The petition has received more than 2,300 signatures just hours since it was published.

The association’s chairman Michael Hopkins said the decision to exclude small projects from next week’s reopening plan made “no sense” and angered the sector.

He said the security protocols developed for the industry could be implemented on both small and large construction sites.

“By leaving the small projects out of the reopening plan, the financial and psychological impact on the industry and community will be compounded,” said Hopkins.

“The government reopening plan means a developer can work on an ACT government housing project, but the same developer cannot work next door on a new home for a first-time buyer or someone renting temporary accommodation until their new home is ready is.”

The ACT construction sector had to shut down abruptly when Canberra was thrown into a snap-down lock earlier this month.

The government was under pressure to restart the sector, which remained open throughout the lockdown last year – including from Liberal Senator Zed Seselja.

Prime Minister Andrew Barr on Friday announced a plan to gradually reopen the sector from September 3rd. The plan was welcomed in some sections, with ACT Property Council executive Adina Cirson describing it as a “very good step in the right direction”.
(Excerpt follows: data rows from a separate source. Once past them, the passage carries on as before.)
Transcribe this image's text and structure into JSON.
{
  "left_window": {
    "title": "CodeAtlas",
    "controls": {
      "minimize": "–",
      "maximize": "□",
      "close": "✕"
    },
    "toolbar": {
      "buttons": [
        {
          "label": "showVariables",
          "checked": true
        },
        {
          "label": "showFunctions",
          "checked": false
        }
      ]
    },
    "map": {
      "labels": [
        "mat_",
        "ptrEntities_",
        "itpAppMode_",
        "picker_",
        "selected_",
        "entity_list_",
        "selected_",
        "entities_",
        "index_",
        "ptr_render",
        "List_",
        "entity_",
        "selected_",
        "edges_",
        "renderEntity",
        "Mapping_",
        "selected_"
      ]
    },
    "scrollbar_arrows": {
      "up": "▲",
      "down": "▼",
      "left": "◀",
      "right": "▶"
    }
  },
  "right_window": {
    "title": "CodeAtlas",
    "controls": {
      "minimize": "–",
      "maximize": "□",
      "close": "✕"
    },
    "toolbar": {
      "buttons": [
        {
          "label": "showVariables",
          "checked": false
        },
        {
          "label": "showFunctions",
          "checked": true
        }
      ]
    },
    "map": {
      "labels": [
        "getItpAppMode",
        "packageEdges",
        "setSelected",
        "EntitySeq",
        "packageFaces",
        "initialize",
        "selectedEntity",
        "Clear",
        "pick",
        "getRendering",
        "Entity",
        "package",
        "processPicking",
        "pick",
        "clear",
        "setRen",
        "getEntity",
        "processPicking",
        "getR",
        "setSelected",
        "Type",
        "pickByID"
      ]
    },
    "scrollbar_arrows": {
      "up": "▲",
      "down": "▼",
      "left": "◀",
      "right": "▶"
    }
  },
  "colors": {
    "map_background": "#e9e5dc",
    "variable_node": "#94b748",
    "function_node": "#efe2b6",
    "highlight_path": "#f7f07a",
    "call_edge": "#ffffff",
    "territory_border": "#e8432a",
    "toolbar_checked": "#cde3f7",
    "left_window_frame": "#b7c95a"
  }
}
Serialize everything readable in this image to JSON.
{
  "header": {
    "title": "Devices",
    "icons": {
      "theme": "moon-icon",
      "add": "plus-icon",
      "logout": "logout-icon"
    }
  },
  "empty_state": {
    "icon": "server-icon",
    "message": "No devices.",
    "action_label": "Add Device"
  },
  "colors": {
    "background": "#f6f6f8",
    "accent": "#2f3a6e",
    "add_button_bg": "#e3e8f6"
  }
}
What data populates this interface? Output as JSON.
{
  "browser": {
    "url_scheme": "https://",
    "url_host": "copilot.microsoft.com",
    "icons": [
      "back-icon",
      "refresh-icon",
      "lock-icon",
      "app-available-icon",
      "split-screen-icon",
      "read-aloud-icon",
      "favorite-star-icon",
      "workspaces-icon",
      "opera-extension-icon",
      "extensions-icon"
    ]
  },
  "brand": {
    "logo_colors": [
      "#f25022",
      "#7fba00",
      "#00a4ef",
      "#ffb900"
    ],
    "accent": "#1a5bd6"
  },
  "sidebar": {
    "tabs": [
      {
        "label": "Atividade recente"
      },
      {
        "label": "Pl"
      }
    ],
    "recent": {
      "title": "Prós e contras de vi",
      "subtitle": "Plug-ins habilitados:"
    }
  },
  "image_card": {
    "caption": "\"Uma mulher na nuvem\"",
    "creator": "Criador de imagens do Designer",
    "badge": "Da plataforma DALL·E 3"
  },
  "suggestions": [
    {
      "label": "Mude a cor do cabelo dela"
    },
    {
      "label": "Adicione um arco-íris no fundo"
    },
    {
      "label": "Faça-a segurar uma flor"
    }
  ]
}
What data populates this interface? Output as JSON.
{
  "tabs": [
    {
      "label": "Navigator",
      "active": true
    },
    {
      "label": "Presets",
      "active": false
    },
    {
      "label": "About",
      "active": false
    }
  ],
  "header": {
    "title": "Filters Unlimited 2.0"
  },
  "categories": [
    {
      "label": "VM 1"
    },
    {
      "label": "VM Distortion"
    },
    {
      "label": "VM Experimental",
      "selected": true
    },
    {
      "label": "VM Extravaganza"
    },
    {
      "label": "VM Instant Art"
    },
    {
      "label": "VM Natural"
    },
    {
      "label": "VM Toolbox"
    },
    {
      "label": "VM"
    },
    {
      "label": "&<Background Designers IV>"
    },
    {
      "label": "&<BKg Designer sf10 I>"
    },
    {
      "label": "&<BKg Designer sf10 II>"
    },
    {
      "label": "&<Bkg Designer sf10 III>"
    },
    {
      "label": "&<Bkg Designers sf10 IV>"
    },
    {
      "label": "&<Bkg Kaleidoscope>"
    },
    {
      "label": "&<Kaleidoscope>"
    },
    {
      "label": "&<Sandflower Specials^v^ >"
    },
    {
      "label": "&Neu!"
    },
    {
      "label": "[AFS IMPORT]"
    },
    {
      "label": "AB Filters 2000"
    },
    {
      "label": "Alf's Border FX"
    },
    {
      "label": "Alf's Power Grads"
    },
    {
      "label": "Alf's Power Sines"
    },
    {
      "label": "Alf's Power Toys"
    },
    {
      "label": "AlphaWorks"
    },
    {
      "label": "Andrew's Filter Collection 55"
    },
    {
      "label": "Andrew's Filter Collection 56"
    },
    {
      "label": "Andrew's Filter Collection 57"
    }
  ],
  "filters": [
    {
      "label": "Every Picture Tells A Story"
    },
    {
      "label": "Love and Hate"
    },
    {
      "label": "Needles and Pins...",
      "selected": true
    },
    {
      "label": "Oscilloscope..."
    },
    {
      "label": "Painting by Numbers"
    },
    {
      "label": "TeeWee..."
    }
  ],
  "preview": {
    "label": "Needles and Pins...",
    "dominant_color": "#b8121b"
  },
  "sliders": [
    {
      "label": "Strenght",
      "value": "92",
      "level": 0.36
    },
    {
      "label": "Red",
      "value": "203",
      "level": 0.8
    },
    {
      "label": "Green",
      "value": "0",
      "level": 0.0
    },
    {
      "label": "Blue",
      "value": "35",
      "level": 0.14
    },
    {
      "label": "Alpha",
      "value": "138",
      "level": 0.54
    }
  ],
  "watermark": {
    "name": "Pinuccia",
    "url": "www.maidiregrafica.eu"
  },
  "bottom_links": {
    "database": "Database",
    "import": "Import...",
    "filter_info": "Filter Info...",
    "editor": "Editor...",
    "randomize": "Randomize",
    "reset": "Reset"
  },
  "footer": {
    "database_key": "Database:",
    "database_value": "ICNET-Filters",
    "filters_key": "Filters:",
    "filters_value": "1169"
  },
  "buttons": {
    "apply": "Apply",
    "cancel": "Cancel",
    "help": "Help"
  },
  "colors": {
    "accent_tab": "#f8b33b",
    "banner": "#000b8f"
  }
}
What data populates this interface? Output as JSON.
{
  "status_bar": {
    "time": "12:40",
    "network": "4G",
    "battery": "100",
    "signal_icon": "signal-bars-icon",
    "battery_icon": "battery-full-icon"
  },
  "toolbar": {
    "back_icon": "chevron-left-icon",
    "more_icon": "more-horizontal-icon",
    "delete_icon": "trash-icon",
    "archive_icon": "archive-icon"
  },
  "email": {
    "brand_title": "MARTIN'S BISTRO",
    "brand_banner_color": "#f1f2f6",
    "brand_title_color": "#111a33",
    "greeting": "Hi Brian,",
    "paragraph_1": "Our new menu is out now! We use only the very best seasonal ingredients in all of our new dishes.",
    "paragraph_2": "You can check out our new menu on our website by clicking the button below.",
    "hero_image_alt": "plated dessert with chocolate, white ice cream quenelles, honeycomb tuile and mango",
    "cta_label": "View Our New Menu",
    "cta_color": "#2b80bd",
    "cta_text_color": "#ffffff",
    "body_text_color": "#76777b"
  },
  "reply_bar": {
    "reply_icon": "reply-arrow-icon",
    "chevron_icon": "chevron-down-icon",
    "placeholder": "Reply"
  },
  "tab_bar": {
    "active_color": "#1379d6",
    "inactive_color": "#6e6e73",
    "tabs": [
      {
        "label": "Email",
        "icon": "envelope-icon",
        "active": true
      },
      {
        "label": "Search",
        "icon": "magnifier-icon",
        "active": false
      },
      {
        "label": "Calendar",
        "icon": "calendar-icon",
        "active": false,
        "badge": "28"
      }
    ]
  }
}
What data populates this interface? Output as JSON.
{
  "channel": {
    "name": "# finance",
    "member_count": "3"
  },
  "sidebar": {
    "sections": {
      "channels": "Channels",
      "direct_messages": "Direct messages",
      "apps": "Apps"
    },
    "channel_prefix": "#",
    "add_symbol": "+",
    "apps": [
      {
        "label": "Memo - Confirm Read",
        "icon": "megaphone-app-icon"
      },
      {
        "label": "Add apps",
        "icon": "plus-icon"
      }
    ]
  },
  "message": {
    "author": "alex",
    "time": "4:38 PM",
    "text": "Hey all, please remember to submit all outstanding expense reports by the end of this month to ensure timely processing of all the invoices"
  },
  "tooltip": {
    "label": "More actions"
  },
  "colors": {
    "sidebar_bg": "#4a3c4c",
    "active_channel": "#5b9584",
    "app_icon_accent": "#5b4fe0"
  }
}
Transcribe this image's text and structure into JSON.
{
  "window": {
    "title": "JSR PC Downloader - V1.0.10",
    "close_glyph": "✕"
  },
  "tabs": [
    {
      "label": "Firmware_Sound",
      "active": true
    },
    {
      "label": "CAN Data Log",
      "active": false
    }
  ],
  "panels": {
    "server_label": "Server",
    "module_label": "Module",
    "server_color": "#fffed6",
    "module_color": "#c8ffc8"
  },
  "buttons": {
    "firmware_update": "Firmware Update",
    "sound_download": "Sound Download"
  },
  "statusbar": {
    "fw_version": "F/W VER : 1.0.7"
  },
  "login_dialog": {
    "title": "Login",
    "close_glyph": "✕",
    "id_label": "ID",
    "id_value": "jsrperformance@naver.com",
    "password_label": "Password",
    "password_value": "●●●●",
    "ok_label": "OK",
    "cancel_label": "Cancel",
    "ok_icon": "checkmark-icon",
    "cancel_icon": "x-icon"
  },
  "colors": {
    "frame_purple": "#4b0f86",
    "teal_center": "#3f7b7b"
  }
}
The development group’s petition, launched overnight on Saturday, said the decision to only give the green light to government projects, construction and large-scale developments was “unfair and would jeopardize the very existence of many small businesses.”

It warned home buyers who could face homelessness or be forced to find expensive temporary housing due to the closure of the residential sector.

ACT opposition leader Elizabeth Lee on Sunday morning in a social media post called on Mr Barr to come up with a clear plan for the sector to reopen.

“If smaller projects are able to adhere to the same safety protocols, there is no reason why they should be excluded from plans to safely resume construction as part of health counseling,” she wrote.

“These smaller businesses are facing tremendous challenges because they don’t know how to pay their mortgage, put groceries on the table, or pay their next utility bills, and they are no closer to having a clear plan for when to get back to work . “

Our coverage of the health and safety aspects of this COVID-19 outbreak in the ACT and lockdown is freely available to everyone. However, we rely on subscription income to support our journalism. If you are able, please subscribe here. If you are already a subscriber, thank you for your support. You can also subscribe to our newsletter for regular updates.

Our journalists work hard to provide the community with local, breaking news. Here’s how you can still access our trusted content: